Last night, after getting back home for Thanksgiving break, I was talking with my mom about work. She works at a Catholic hospital just outside of St. Louis. Last year, I shadowed my mom as she worked on the medical/surgical unit one evening. I wanted to see what the conditions were like and get a better feel for her work. Since then, she’s also begun working shifts in the emergency room and outpatient infusion, in addition to becoming a diabetes educator to explain the treatment and healthy lifestyle tips to newly diagnosed patients. I have never seen the work on those other units, so I asked her if I could go to work with her this morning to see what outpatient infusion was like.
On the drive home, mom told me some stories about patients she’s cared for in recent weeks. Many of the elderly patients are kind, patient, and considerate. She grows frustrated with the younger patients, however, who are very often rude, impatient, and demanding. She says that years ago, when a nurse was assigned a young adult patient, she was glad because she expected a easy shift. These days, the younger patients are dreaded, because instead of making the shift easier on the nurses, they expect the nurses to be at their beckon call. They are often non-compliant with the doctor’s orders and dismiss the nurse’s advice, while still demanding much of the nurse’s attention, detracting from the care she must give to the other patients under her charge. She becomes discouraged when her patients choose to reject lifestyle change, expecting the hospital to do all the work and return them to health.
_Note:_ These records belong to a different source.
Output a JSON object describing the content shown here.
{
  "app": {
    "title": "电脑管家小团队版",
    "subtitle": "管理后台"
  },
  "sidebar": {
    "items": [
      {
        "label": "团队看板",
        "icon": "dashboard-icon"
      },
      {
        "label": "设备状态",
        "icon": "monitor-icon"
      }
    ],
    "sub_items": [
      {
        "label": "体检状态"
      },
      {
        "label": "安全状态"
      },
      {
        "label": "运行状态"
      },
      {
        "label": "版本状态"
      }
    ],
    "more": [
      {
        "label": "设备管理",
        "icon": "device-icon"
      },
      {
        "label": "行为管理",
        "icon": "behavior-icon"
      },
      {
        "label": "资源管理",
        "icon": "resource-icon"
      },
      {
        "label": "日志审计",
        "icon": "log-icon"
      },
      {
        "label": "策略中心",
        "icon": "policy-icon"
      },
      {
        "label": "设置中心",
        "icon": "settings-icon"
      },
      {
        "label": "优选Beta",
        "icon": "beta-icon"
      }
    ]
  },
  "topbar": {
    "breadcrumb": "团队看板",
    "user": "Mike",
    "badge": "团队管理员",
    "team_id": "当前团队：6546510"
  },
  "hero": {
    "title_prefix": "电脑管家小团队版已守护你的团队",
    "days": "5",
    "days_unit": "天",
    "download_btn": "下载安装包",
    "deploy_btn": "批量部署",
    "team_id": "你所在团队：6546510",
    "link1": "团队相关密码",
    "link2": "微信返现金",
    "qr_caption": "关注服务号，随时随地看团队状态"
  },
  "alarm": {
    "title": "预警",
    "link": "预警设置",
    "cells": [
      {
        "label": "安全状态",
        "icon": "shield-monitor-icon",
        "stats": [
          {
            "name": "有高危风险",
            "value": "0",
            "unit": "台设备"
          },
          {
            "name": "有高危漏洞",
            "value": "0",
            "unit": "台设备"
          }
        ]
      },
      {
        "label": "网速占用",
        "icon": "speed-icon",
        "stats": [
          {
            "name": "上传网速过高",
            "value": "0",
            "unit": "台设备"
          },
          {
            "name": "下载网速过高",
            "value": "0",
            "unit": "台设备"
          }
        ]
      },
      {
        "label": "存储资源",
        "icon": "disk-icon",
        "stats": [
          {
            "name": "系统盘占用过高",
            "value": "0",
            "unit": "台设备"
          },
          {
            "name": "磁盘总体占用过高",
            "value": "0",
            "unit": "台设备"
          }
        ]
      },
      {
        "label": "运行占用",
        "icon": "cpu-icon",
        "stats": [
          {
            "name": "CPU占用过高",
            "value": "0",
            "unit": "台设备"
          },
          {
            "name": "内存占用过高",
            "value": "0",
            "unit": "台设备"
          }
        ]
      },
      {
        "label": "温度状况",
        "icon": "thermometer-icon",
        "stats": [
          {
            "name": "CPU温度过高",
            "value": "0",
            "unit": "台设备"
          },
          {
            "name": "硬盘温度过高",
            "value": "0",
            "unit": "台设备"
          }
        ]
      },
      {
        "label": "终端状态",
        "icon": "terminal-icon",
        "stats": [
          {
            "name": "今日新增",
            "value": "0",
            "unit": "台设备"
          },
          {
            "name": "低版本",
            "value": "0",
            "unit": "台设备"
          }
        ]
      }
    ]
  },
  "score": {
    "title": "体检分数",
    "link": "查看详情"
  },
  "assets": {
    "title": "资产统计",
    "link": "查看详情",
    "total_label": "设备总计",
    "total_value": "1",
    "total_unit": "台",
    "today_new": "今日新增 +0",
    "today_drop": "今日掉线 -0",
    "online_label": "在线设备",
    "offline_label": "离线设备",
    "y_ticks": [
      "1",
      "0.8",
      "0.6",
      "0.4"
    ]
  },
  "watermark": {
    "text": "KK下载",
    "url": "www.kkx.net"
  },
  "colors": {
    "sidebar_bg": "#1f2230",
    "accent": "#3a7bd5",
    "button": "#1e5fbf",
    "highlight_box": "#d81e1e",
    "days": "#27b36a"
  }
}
What is it about this generation that makes us feel entitled to “have it our way?” Why do we so readily deny wise counsel? Have we become “wise in our own eyes,” when it is obvious to the casual observer that we are total idiots?